command camped for the night. On the 4th of April the brigade moved to Jetersville and there took up a position, expecting an engagement, and camped for the night at that point.
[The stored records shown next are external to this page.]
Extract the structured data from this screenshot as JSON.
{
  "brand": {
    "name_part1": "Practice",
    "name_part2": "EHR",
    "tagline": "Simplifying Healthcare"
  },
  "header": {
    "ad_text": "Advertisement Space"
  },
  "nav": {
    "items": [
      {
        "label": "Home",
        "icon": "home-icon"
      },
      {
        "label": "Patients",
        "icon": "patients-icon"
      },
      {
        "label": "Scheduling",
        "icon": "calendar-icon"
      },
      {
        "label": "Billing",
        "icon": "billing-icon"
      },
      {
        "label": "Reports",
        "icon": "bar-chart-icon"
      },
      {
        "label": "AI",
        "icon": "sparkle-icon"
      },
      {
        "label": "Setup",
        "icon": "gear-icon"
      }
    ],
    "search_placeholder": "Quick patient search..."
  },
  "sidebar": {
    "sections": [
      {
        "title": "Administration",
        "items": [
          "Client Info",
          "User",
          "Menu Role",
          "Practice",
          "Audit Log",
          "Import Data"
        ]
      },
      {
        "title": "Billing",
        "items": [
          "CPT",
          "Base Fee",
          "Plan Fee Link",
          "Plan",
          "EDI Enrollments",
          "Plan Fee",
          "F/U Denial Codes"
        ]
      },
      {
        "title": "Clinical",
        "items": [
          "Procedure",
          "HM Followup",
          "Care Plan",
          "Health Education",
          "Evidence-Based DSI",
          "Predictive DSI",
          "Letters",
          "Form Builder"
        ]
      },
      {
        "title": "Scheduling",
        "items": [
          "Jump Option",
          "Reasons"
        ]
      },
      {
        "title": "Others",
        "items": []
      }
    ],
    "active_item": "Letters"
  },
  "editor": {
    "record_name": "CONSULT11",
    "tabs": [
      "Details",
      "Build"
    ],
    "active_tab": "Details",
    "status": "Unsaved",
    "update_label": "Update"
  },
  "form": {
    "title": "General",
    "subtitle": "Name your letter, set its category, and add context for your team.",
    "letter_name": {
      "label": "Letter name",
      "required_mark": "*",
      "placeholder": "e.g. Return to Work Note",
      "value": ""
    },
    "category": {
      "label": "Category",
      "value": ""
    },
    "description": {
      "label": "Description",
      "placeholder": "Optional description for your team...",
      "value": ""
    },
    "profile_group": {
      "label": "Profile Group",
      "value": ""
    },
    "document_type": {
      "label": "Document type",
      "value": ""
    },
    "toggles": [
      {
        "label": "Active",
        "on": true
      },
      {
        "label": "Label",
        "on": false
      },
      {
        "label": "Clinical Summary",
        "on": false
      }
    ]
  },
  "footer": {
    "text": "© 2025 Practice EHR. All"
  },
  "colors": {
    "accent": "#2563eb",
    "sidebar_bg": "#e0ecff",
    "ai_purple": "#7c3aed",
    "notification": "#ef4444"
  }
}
On the morning of the 5th I moved out from camp under instructions to make a reconnaissance on the enemy's rear and ascertain the position of his trains. Passing through Amelia Springs I moved to Paineville and there learned that General Lee's wagon train was passing a point about four miles from that town. I immediately moved down at the trot, sending the First Pennsylvania Cavalry, my advance, ahead at the gallop, and they succeeded in striking the train just as a piece of artillery had been placed in position to repel my advance. Before the piece could be loaded my men, charging through a deep swamp, were upon them and at once captured the artillery and men belonging to the battery and scattered the train guard at that point, of about 400 men, in all directions. I sent two regiments (First Pennsylvania and Twenty-fourth New York) at once to the right, along the length of the train, directing them to capture all animals and prisoners and destroy all wagons, as owing to the condition of the road and the exhausted state of the teams I did not deem it practicable to bring off the wagons. The First New Jersey I kept near the point where the train was first attacked, to act as a reserve and support and to reconnoiter to the left, and to the Tenth New York I gave the charge of the prisoners, guns, &c., captured, with directions to return with them to Jetersville as soon as were collected. The commanding officers of these regiments each executed the orders given them with fidelity and zeal, and in a short time I was on my return to Jetersville with 5 guns, 11 flags, 320 white prisoners, and equal number of colored teamsters, and over 400 animals, captured from the enemy, leaving behind me 200 blazing ammunition had headquarters wagons, caissons, and ambulances. Shortly after leaving Paineville, on my return, Gary's brigade of rebel cavalry, acting as escort to the train, attacked my rear guard and kept up a running fight with my command as far as Amelia Springs, where I formed my brigade and held the enemy in check until relieved by the Second Brigade of the division. I then rode to the head of my column and found that halted, and that the enemy had obtained possession of the cross-roads in my front, where the road from Amelia Springs to Jetersville intersects that from Amelia Court-House. A regiment of the Third Brigade at that point, with the First Pennsylvania and a portion of the Tenth New York, handsomely repulsed the enemy and drove him from the cross of the captured property, not losing one prisoner, animal, or gun, in spite of the desperate efforts made by the enemy to retake them. In the afternoon my brigade again went into action to repel an attempt made by the enemy to reach Jetersville from Amelia Springs, and though much reduced in strength by the large number of men required to guard prisoners and take charge of the captured property successfully resisted every attack made by the enemy, and made several mounted charges with great gallantry.
On the 6th of April the brigade moved out with the division and took part in the attack made on the enemy's infantry and train at Sailor's Creek. A very spirited and dashing reconnaissance of the position was made by the First New Jersey, which was of great assistance in the attack. When the order to attack was given the Twenty-fourth New York, Tenth New York, and First New Jersey charged in line, mounted, and with great gallantry, under a heavy fire, followed by the